This page was updated on Jan. 20, 2022.
Are there virtual learning options available to school districts?
Yes. In its Remote Instruction document (updated 9/29/21), TEA outlines options available to districts and related funding options.
Some districts are using federal funds or reserve balances to pay for full-time virtual education. In addition, the legislature passed Senate Bill 15 that went into effect on Sept. 9, which provides state funding for full-time virtual education. Specifically, SB 15 allows districts rated with a C or better to offer a local remote learning program for up to 10% of the district’s enrollment (more if a waiver is granted; also special education and 504 students do not count against the 10% cap). Students participating in such a program would count toward average daily attendance (ADA) for funding purposes (unless they participated in remote learning last year and did not perform satisfactorily with Did not meet grade level or did not take the STAAR assessment, or if they have excessive daily unexcused absences). ADA funding is available retroactively for students who have already been participating in a local remote learning program during the 2021-22 school year so long as the program meets the requirements of the bill. This program and funding will expire Sept. 1, 2023. Districts’ asynchronous plans must be publicly posted on their website.
Senate bill 15 includes protections and requirements for teachers:
School districts may also provide hybrid learning for partial state funding. For example, students might attend Monday and Wednesday in person and the rest of the week would receive remote instruction. Under such an arrangement, the remote instruction portion of the student’s schedule would not be eligible for state funding nor count toward the instructional minutes requirement.
Additionally, school districts may temporarily offer remote conferencing for full funding for students who meet key criteria related to medical conditions. Specifically, a
Remote conferencing instruction must be provided synchronously, which means two-way, real-time/live virtual instruction between teachers and students. The instruction cannot be concurrent, which means remote students must not be taught by a teacher who is also teaching in-person students at the same time. The individual providing remote conferencing instruction must meet the certification requirements to teach the content area.

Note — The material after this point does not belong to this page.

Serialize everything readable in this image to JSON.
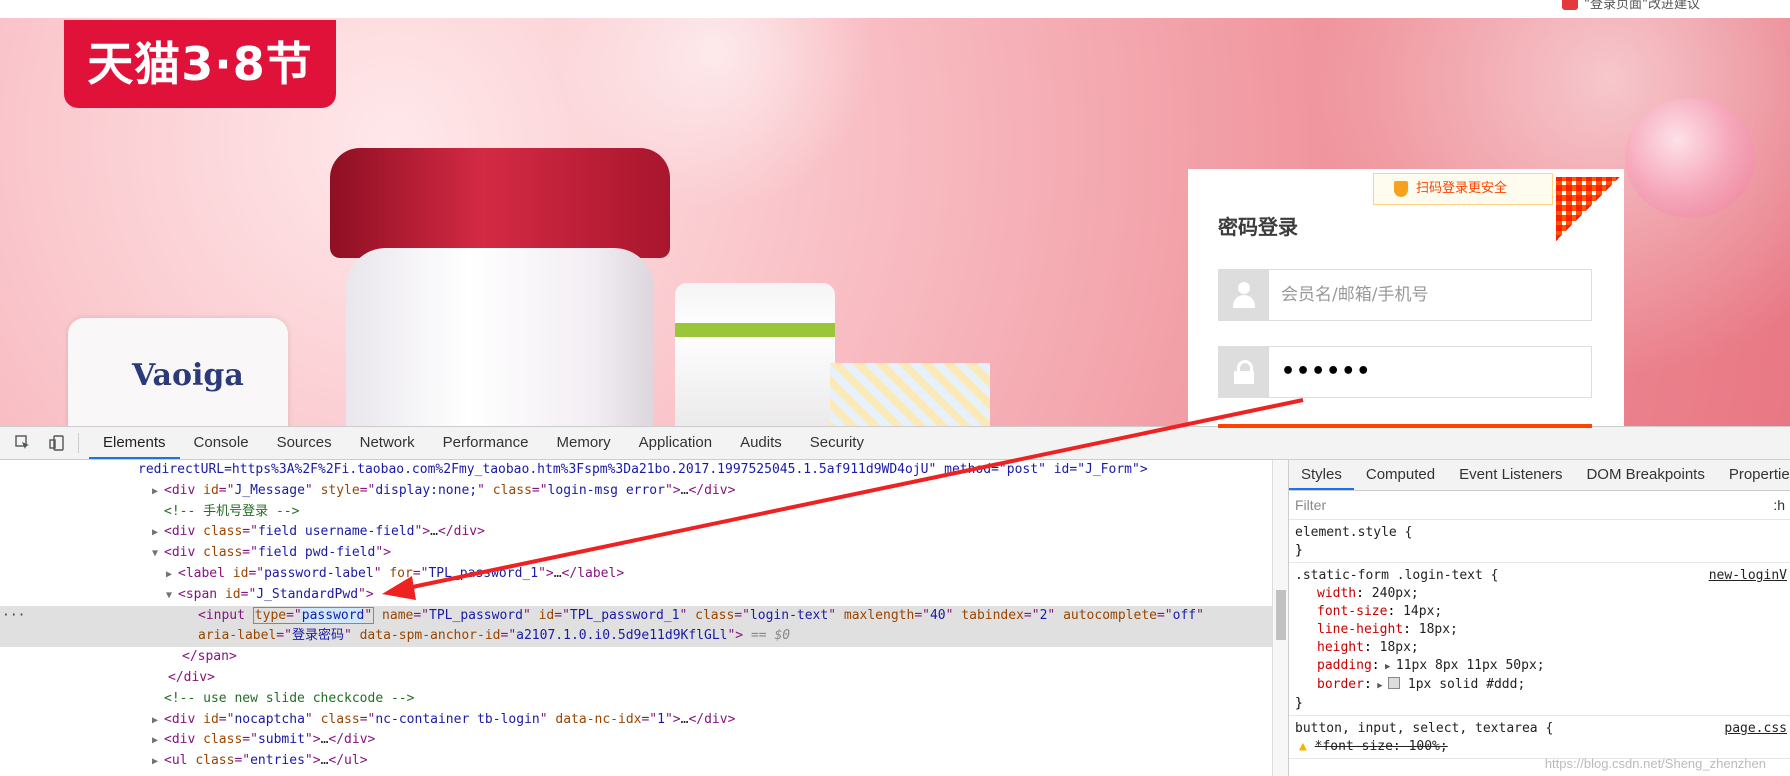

Remote conferencing is allowable for up to a maximum of 20 instructional days over the entirety of the school year. A waiver request must be submitted to TEA for an extension of remote conferencing beyond the allowable cumulative 20 instructional day period, but will only be granted in rare and specific circumstances, including:
Will TEA be granting missed school day waivers if my schools are closed for on-campus
instruction due to COVID-19?
Per TEA’s COVID-19 Waivers document, the agency has no plans to issue missed school day waivers due to COVID-19 during the 2021-22 school year to LEAs when the district or campuses are closed. LEAs should plan to make up time for school closures during the school year and may need to add additional instructional
days and/or minutes to their calendar to meet the 75,600 operational minute requirement.
Will TEA be granting low attendance waivers if my schools or district experienced low
attendance due to COVID-19?
Per TEA’s COVID-19 Waivers document, low attendance waivers due to COVID-19 will not be granted for the first six-week reporting period of the 2021-22 school year. However, because LEAs have reported to TEA that
attendance rates have declined due to COVID-19, the agency is implementing an adjustment to
operational minutes to address attendance issues caused by COVID-19 during this time period (read more here). The adjustment ensures stabilized percentage attendance rates comparable to a more typical school year for each school district or open-enrollment charter school. A school district or open-enrollment charter school will receive the greater of their actual percentage attendance rate earned for this six-week attendance reporting period, or funding based on the target percentage attendance rates resulting from this adjustment.
Jan. 13, 2022, update: LEAs have reported to TEA that attendance rate declines continue to occur due to COVID during the spring semester. As a result, the agency is exploring options to ensure school systems will not experience significant financial difficulties and the agency has temporarily closed the low attendance waiver. Please expect more on this at a future date.